In his cogent, thoughtful post Exploring Boycott Divestment and Sanctions (posted before the attack on the flotilla) for Tikkun, Peter Marmorek characterized the anticipated confrontation between the flotilla and the Israeli Government as "a lose-lose situation" for Israel.
And as zunguzungu quoted Margaret Atwood's tersely comment today:
Margaret Atwood: “Bet on Gov’t of Israel to act sanely, humanely, & in own best interests re: Gaza Aid Flotilla. Lost bet.”The prize, by the way, was a cool $1 mil., which she shared with Amitav Ghosh. She accepted it less than a month ago. In accepting it, she was betting, as notes in her comment, that Israel would act "sanely and humanely."
The government of Israel has, as usual, been lying about what happened. (They're just like the US (and many, many police departments) in that respect, aren't they.) Here's some of what the Guardian says about the commando assault:
Survivors of the Israeli assault on a flotilla carrying relief supplies to Gaza returned to Greece and Turkey today, giving the first eyewitness accounts of the raid in which at least 10 people died.There's more, so go check out the article here. Of course Israel's Interior Ministry confiscated cameras and cell phones as soon as they could get their hands of them-- elimination of photos documenting what really happened is these days more important than silencing witnesses, since images tend to make a great impact on the world than voices speaking mere words.

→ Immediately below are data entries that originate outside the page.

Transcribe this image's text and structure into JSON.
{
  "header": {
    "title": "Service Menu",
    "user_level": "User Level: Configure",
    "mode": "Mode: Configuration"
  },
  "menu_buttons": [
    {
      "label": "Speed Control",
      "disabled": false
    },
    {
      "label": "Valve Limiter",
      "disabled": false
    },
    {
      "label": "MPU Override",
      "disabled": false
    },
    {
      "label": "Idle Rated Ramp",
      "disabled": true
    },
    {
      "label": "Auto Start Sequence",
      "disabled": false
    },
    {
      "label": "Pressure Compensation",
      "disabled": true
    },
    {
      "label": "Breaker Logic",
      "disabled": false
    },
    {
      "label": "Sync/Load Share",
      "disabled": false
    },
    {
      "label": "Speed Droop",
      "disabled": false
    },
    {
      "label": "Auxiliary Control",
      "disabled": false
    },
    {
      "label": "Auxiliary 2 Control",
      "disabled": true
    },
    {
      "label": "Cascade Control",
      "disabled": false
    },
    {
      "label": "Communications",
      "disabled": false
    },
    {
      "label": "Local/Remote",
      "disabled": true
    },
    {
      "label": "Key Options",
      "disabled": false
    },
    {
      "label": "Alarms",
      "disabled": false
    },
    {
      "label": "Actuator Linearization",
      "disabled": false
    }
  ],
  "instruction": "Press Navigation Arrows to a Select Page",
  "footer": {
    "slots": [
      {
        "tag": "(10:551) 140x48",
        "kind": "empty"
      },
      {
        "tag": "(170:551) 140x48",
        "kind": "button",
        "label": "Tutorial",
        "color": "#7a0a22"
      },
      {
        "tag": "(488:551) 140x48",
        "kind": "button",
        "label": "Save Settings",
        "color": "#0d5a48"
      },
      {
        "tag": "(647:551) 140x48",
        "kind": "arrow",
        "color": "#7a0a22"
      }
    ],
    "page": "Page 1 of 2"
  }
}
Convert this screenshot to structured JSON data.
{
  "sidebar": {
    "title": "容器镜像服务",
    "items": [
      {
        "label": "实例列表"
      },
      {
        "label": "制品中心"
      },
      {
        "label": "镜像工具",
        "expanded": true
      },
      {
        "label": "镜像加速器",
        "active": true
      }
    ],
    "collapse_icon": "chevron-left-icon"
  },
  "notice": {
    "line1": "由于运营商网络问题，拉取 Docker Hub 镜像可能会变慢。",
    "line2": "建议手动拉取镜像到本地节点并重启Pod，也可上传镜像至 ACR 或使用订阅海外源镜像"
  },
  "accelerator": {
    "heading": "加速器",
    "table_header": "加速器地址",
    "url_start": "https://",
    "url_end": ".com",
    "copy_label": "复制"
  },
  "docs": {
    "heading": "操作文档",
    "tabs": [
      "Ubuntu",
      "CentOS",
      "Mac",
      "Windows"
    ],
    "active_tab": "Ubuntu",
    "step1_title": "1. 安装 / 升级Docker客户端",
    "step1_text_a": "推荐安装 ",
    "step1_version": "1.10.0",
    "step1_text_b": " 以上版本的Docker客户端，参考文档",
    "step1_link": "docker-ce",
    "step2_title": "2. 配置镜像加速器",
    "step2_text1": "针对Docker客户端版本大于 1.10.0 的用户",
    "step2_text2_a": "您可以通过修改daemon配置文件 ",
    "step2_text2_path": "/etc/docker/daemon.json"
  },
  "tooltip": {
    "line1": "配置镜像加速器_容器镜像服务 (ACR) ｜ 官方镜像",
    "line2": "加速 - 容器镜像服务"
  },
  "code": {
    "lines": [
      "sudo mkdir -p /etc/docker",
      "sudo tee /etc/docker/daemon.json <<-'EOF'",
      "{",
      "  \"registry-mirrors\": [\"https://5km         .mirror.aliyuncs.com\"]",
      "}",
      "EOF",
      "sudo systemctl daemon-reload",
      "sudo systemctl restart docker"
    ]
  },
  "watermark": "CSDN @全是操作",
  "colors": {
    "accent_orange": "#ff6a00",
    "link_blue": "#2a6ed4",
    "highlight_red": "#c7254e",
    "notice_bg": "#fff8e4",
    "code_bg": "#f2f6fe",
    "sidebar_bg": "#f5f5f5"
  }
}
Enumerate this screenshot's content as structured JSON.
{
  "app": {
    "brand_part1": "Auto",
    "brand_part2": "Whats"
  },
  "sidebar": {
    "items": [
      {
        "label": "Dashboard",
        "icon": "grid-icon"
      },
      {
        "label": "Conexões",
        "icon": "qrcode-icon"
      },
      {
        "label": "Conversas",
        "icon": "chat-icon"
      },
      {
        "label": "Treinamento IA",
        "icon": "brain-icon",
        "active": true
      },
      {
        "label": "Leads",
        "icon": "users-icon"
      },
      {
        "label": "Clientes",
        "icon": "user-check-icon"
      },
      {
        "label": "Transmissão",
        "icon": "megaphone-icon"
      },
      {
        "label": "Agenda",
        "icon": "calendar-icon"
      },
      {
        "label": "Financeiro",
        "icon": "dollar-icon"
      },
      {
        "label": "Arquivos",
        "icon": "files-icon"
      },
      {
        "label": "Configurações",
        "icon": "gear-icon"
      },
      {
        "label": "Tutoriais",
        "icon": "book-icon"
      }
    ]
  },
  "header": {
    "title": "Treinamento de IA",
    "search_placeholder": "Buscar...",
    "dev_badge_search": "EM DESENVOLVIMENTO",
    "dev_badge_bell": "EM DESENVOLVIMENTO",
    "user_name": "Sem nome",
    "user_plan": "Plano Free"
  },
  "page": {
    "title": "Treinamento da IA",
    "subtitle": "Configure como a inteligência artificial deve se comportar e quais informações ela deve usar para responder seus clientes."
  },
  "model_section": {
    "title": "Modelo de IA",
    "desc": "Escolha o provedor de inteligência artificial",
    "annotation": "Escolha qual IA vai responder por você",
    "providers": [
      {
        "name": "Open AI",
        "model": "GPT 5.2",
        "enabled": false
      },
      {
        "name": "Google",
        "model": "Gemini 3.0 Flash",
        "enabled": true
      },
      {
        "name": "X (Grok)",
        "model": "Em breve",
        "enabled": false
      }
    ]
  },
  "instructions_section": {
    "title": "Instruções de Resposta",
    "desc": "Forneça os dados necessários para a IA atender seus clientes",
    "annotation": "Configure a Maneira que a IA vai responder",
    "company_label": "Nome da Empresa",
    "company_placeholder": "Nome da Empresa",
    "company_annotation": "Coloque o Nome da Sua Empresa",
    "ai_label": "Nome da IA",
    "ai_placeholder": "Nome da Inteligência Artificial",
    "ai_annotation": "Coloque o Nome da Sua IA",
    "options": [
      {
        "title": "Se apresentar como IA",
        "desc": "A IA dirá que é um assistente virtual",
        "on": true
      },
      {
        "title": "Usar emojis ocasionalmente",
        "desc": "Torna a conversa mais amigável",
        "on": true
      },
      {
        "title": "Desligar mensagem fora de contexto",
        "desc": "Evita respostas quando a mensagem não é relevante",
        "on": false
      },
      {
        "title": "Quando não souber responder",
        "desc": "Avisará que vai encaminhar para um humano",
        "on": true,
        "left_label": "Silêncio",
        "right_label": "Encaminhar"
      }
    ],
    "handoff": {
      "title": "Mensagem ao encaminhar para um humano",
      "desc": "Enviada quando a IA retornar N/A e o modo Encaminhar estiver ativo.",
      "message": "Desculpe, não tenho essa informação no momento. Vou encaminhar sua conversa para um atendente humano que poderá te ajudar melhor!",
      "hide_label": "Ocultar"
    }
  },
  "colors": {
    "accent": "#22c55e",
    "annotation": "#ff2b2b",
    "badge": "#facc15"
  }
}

"It was extremely bad and very tough clashes took place. The Mavi Marmara is filled with blood," said Cetin, whose husband is the Mavi Marmara's chief engineer.
She told reporters that she and her child hid in the bathroom of their cabin during the confrontation. "The operation started immediately with firing. First it was warning shots, but when the Mavi Marmara wouldn't stop these warnings turned into an attack," she said.
"There were sound and smoke bombs and later they used gas bombs. Following the bombings they started to come on board from helicopters."
Cetin is among a handful of Turkish activists to be released; more than 300 remain in Israeli custody. She said she agreed to extradition from Israel after she was warned that conditions in jail would be too harsh for her child.
"I am one of the first passengers to be sent home, just because I have baby. When we arrived at the Israeli port of Ashdod we were met by the Israeli interior and foreign ministry officials and police; there were no soldiers. They asked me only a few questions. But they took everything – cameras, laptops, cellphones, personal belongings including our clothes," she said.
Kutlu Tiryaki was a captain of another vessel in the flotilla. "We continuously told them we did not have weapons, we came here to bring humanitarian help and not to fight," he said.
"The attack on the Mavi Marmara came in an instant: they attacked it with 12 or 13 attack boats and also with commandos from helicopters. We heard the gunshots over our portable radio handsets, which we used to communicate with the Mavi Marmara, because our ship communication system was disrupted. There were three or four helicopters also used in the attack. We were told by Mavi Marmara their crew and civilians were being shot at and windows and doors were being broken by Israelis."
Six Greek activists who returned to Athens accused Israeli commandos of using electric shocks during the raid.
One thing you won't hear human rights workers ask is "Why do hate us?" They-- and we-- all know why that is.